My memories of Rory are many and somewhat random. I recall him talking about how he was finally reading Moby Dick-- a kind of obligation that he felt was "a chore." I remember how enthusiastically he described acting in a stage production of Ray Bradbury's "Let's All Kill Constance," and how warmly Bradbury had responded to his performance. Then there was the time I was watching a tape of vintage "classroom scare films" and ran across Rory's appearance as a father explaining the facts of life to his son in a VD-scare movie. Rory recalled shooting his scene in it somewhere in the Valley back in the '70s and earning about $100 for it. He improvised his dialogue, and he said the crew cracked up when, off the cuff, he broke out with "Son, do you know what this is? It's a condom. So if the fellows as you what this is, you can say 'That's a condom.'" 

In all of the eulogies I have seen of Rory, very few of them have given proper credit to his performance in Coscarelli's Jim, The World's Greatest. Like Coscarelli's other early films, it was made on a tiny budget and still looked astonishingly good. (I don't say that lightly--YOU try shooting a movie in 35mm with that kind of money.) In the film, Rory played high school football star Jim's (Gregory Harrison) broken-down, alcoholic father. The character he created was wholly unrecognizable as him: a pathetic, wasted, bitter loser. He regularly Jim's younger brother because he hatefully assumes that the boy isn't really his son. It is a painful, pitiful performance, not unlike Stacy Keach's in Fat City. (SPOILERS AHEAD.) Universal chose not to release the film because of its downbeat ending where Rory's character beats the little boy to death. It's a terrible shame that Rory's extraordinary performance in this excellent little film have been so seldom-seen. (I once stumbled across a rare photo of Rory in the film that he didn't have and made sure to send him a copy.) 
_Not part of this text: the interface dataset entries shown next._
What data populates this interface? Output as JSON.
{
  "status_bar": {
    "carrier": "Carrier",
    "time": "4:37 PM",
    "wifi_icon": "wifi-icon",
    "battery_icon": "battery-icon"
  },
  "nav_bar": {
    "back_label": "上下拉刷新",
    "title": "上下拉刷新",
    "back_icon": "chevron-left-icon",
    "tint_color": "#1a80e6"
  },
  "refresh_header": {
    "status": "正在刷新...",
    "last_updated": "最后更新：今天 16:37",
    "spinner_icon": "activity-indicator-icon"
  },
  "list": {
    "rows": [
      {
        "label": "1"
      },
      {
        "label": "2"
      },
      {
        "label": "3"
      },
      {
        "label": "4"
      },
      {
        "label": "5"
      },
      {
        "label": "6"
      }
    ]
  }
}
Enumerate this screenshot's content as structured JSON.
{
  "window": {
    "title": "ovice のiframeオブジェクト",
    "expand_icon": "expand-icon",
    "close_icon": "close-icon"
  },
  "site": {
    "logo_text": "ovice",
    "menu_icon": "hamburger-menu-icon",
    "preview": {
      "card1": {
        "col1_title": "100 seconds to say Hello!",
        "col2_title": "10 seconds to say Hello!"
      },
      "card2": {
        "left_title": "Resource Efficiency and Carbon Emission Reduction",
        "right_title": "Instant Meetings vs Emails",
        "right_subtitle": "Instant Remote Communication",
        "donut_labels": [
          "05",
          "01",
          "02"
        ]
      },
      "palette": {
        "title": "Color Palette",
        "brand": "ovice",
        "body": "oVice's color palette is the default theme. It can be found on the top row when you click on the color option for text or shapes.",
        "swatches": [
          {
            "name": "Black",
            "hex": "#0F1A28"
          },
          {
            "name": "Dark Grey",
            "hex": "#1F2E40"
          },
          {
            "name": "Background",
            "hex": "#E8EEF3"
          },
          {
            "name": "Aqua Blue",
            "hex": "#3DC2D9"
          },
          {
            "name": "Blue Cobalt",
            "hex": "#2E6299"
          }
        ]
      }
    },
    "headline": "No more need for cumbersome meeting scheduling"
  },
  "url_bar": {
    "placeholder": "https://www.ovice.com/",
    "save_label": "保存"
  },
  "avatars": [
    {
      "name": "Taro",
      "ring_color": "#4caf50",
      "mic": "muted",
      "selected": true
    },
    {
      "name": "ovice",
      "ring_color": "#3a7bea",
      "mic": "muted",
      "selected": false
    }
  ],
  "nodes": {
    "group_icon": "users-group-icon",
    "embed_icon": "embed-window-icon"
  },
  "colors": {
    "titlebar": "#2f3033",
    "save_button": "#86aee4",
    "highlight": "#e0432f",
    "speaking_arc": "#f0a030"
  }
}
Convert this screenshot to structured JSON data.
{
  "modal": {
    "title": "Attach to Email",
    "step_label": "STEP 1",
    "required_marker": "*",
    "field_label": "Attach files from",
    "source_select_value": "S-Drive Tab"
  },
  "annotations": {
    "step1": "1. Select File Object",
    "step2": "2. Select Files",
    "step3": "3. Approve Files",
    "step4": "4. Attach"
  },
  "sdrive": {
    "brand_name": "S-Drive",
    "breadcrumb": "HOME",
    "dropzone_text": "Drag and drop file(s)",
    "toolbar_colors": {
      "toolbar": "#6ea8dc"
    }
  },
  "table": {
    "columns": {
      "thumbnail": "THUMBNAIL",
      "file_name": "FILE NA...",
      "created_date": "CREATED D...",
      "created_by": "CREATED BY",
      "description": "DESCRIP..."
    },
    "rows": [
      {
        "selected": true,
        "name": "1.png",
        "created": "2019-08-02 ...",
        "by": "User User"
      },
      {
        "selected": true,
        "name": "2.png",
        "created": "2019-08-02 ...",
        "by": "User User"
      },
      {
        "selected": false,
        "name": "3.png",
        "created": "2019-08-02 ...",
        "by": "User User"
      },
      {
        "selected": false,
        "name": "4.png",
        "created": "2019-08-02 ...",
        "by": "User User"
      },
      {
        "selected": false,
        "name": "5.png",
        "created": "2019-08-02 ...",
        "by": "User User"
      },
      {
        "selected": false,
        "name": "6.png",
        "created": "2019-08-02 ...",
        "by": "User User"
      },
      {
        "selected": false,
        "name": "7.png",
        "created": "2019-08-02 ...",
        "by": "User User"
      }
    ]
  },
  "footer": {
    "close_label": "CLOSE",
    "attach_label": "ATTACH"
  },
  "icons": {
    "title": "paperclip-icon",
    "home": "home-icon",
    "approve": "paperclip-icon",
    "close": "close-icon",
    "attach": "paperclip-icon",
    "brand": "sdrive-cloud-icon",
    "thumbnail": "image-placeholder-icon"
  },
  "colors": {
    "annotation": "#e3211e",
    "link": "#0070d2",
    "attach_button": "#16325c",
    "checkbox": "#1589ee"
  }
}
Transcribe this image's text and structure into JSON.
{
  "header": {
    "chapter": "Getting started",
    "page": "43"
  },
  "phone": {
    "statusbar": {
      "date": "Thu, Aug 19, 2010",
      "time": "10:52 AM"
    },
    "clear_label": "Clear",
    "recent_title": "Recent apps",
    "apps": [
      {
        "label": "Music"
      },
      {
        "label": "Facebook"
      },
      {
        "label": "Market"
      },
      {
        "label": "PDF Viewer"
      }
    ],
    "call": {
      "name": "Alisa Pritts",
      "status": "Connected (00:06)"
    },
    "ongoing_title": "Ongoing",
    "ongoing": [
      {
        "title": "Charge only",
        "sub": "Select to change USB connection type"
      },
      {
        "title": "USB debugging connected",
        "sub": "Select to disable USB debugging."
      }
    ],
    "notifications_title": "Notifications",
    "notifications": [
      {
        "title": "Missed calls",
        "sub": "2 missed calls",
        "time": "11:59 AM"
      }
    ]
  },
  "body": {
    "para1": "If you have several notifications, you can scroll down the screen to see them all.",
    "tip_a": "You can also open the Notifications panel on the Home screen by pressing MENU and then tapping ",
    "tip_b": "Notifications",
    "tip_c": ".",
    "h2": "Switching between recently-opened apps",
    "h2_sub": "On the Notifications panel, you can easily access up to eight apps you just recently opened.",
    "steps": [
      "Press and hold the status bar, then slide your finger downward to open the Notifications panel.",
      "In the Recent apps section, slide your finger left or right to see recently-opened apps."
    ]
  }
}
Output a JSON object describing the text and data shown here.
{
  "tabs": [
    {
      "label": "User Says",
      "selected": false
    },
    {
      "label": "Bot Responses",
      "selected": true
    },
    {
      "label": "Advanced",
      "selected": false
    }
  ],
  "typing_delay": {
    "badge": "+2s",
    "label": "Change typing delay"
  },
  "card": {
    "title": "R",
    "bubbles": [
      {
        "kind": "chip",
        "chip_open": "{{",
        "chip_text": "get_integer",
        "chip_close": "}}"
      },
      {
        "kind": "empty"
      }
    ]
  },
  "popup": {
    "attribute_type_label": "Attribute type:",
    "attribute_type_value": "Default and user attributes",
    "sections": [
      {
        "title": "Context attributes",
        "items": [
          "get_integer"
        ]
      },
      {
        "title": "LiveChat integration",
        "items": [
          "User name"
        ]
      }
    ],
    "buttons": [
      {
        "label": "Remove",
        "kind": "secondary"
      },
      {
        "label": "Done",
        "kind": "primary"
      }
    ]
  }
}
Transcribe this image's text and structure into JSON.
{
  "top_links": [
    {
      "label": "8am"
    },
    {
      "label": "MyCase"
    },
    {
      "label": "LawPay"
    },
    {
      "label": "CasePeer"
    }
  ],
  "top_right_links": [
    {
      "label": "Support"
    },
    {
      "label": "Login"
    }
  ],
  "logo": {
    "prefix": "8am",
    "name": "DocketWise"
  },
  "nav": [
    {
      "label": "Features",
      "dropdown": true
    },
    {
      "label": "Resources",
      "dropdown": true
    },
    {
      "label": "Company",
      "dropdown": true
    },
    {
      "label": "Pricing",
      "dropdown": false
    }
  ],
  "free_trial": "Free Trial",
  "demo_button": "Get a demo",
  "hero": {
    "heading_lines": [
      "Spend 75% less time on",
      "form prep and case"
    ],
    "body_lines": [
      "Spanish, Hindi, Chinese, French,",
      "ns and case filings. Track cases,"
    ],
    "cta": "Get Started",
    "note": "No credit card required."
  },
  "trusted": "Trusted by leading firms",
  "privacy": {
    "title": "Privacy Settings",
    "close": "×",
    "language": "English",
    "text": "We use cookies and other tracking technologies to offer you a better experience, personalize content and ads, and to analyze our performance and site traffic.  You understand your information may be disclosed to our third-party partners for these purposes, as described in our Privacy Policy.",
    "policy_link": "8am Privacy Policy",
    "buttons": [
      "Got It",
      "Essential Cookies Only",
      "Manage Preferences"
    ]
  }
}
There is much more to say about Rory, which I will add later. For the moment, I will suffice it to say that he is dearly missed. RIP.